In this exercise, reproduce all the entries that follow exactly.

**** Given information

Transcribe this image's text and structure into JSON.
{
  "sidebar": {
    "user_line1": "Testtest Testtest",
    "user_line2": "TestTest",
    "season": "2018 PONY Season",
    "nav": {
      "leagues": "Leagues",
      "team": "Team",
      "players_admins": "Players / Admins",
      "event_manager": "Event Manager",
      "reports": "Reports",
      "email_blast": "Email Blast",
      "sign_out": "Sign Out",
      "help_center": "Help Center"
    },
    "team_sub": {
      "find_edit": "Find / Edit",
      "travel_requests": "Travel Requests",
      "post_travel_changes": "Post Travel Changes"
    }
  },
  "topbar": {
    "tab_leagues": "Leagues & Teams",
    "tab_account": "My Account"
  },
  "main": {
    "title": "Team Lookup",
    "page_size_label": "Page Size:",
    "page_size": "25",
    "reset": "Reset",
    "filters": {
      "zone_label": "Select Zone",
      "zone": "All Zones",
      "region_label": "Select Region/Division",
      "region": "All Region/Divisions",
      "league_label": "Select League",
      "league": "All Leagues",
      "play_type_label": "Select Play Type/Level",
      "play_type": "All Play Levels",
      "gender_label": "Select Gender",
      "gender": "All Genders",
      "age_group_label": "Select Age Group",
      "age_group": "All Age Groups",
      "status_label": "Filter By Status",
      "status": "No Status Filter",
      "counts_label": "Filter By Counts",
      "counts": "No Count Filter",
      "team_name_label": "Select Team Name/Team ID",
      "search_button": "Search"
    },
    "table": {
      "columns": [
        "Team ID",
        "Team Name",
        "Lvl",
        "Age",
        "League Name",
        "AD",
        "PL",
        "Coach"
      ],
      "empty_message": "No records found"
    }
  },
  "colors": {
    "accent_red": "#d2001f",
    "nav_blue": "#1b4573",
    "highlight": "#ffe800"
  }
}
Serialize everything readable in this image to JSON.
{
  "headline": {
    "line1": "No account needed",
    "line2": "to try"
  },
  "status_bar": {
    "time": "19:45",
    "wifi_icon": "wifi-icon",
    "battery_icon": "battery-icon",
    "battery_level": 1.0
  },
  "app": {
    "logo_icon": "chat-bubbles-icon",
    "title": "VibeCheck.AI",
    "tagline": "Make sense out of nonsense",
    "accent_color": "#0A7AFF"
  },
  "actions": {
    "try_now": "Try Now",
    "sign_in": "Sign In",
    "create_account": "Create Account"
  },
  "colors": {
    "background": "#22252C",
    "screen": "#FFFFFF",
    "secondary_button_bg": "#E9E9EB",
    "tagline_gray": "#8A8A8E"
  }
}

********

§ **Output of the exercise**:
Transcribe this image's text and structure into JSON.
{
  "sidebar": {
    "user_line1": "Testtest Testtest",
    "user_line2": "TestTest",
    "season": "2018 PONY Season",
    "nav": {
      "leagues": "Leagues",
      "team": "Team",
      "players_admins": "Players / Admins",
      "event_manager": "Event Manager",
      "reports": "Reports",
      "email_blast": "Email Blast",
      "sign_out": "Sign Out",
      "help_center": "Help Center"
    },
    "team_sub": {
      "find_edit": "Find / Edit",
      "travel_requests": "Travel Requests",
      "post_travel_changes": "Post Travel Changes"
    }
  },
  "topbar": {
    "tab_leagues": "Leagues & Teams",
    "tab_account": "My Account"
  },
  "main": {
    "title": "Team Lookup",
    "page_size_label": "Page Size:",
    "page_size": "25",
    "reset": "Reset",
    "filters": {
      "zone_label": "Select Zone",
      "zone": "All Zones",
      "region_label": "Select Region/Division",
      "region": "All Region/Divisions",
      "league_label": "Select League",
      "league": "All Leagues",
      "play_type_label": "Select Play Type/Level",
      "play_type": "All Play Levels",
      "gender_label": "Select Gender",
      "gender": "All Genders",
      "age_group_label": "Select Age Group",
      "age_group": "All Age Groups",
      "status_label": "Filter By Status",
      "status": "No Status Filter",
      "counts_label": "Filter By Counts",
      "counts": "No Count Filter",
      "team_name_label": "Select Team Name/Team ID",
      "search_button": "Search"
    },
    "table": {
      "columns": [
        "Team ID",
        "Team Name",
        "Lvl",
        "Age",
        "League Name",
        "AD",
        "PL",
        "Coach"
      ],
      "empty_message": "No records found"
    }
  },
  "colors": {
    "accent_red": "#d2001f",
    "nav_blue": "#1b4573",
    "highlight": "#ffe800"
  }
}
Serialize everything readable in this image to JSON.
{
  "headline": {
    "line1": "No account needed",
    "line2": "to try"
  },
  "status_bar": {
    "time": "19:45",
    "wifi_icon": "wifi-icon",
    "battery_icon": "battery-icon",
    "battery_level": 1.0
  },
  "app": {
    "logo_icon": "chat-bubbles-icon",
    "title": "VibeCheck.AI",
    "tagline": "Make sense out of nonsense",
    "accent_color": "#0A7AFF"
  },
  "actions": {
    "try_now": "Try Now",
    "sign_in": "Sign In",
    "create_account": "Create Account"
  },
  "colors": {
    "background": "#22252C",
    "screen": "#FFFFFF",
    "secondary_button_bg": "#E9E9EB",
    "tagline_gray": "#8A8A8E"
  }
}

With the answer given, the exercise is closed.